Today, static excitation has proven itself to be reliable in literally billions of operating hours.
These systems are offering increased life to both old and new generation plants.

REPLACING ROTATING EXCITERS WITH STATIC EXGITERS

TechnicalTips
How many reasons can you think of why replacing rotating exciters for solid state
static exciters makes good economic sense?

1.
2.
3.
4.
5.
6.
7.
8.
9.
10.
11.
12.

Generator uprating that requires more field excitation than the existing rotating
exciter can provide.
Shorted windings on the rotating exciters.
Problems with GE Amplidyne, Westinghouse Rototrol, or Allis Chalmers Regulex
and Pilot Exciters.
Stator overheating caused by carbon brush dust from commutator brush wear.
Safety concerns regarding asbestos insulation on rewound rotary exciters.
Belt problems associated with separate connected rotating exciters.
Commutator problems, such as sparking caused by neutral plane shifts, dielectric breakdown caused by brush carbon dust.
Commutator wear, requiring replacement.
Brush maintenance, or lack of, on commutator brushes.
Electromechanical voltage regulator obsolescence and associated wire wound
rheostats. Lack of parts availability.
Need for fast system/voltage recovery to improve system relay coordination and
avoid nuisance trip due to slow excitation reaction time.
Need for interface to new supervisory control automation to obtain streamlined
unit startup sequence and automatic synchronizing equipment.

t4

13.
14.
15.

Problems with DC field breakers; auxiliary contacts do not open to remove

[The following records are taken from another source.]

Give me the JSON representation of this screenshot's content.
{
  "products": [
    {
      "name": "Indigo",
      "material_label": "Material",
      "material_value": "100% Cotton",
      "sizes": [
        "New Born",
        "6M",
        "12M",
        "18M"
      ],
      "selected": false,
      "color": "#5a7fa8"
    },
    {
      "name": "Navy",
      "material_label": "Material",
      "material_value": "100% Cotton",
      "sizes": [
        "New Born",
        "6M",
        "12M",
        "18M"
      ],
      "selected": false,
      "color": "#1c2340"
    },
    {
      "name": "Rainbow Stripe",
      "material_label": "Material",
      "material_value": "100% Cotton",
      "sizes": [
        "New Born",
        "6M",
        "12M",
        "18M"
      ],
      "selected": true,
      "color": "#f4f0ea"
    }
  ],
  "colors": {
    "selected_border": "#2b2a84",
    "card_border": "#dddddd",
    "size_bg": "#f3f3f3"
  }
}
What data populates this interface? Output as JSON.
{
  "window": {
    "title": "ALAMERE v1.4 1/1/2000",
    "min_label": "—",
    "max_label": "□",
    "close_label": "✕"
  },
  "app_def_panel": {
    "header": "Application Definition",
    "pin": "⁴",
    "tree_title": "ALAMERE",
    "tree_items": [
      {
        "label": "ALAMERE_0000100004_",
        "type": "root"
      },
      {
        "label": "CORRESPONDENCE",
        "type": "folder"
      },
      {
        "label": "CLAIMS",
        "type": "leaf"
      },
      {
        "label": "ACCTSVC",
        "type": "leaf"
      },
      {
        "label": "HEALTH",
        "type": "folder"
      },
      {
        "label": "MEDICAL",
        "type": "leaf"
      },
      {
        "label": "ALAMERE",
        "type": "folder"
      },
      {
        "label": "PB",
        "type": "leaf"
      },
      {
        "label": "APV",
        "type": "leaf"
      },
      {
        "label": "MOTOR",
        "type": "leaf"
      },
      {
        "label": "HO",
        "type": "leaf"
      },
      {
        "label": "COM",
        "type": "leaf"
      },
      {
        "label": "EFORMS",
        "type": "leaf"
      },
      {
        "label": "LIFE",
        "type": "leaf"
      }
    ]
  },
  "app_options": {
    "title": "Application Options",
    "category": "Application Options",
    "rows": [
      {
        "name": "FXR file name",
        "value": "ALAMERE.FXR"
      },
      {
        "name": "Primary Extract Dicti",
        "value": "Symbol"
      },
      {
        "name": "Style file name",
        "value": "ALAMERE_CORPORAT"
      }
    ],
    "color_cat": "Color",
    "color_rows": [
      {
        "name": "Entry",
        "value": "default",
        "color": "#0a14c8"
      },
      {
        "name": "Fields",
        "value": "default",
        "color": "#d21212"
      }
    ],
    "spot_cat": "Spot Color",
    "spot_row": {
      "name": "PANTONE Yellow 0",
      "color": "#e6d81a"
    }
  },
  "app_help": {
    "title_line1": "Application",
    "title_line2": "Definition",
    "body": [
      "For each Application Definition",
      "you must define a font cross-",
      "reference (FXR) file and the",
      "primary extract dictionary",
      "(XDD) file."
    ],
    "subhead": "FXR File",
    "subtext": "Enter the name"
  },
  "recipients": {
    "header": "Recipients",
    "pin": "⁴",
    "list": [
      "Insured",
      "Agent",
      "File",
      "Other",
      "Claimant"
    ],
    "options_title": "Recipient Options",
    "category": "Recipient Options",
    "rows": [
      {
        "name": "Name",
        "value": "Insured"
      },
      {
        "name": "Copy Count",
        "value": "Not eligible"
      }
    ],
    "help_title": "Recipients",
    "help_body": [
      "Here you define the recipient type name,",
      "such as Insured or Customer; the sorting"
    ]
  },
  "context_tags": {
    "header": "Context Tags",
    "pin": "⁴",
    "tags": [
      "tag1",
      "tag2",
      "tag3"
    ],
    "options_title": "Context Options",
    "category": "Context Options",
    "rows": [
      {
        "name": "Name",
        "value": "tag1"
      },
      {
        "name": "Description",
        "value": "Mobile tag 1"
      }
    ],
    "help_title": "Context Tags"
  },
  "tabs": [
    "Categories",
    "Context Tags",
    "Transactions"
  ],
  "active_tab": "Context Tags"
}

discharge resistor, expensive replacement, long delivery.
lmproved operating efficiency of static exciters, hence, fuel savings.
Lack of maintenance personnel to maintain old rotating/electromechanical
excitation system.

Additional Considerations for Steam and Gas Turbines

1.
2.
3.

Alignment reduction time on multiple bearing machines, i.e. steam turbine where
the rotating exciter is removed. Generally, it takes a week to align a six-bearing
unit. Two bearings can be removed by eliminating the rotating exciter, reducing
the alignment time of the steam turbineigenerator.
Excessive bearing wear caused by vibration on horizontal direct mounted
rotating exciters. Typically on reciprocating engines, steam and gas turbines.
Problems with speed reduction gear on steam turbine used for rotating exciter
coupling. (large dollar items, long delivery)

t5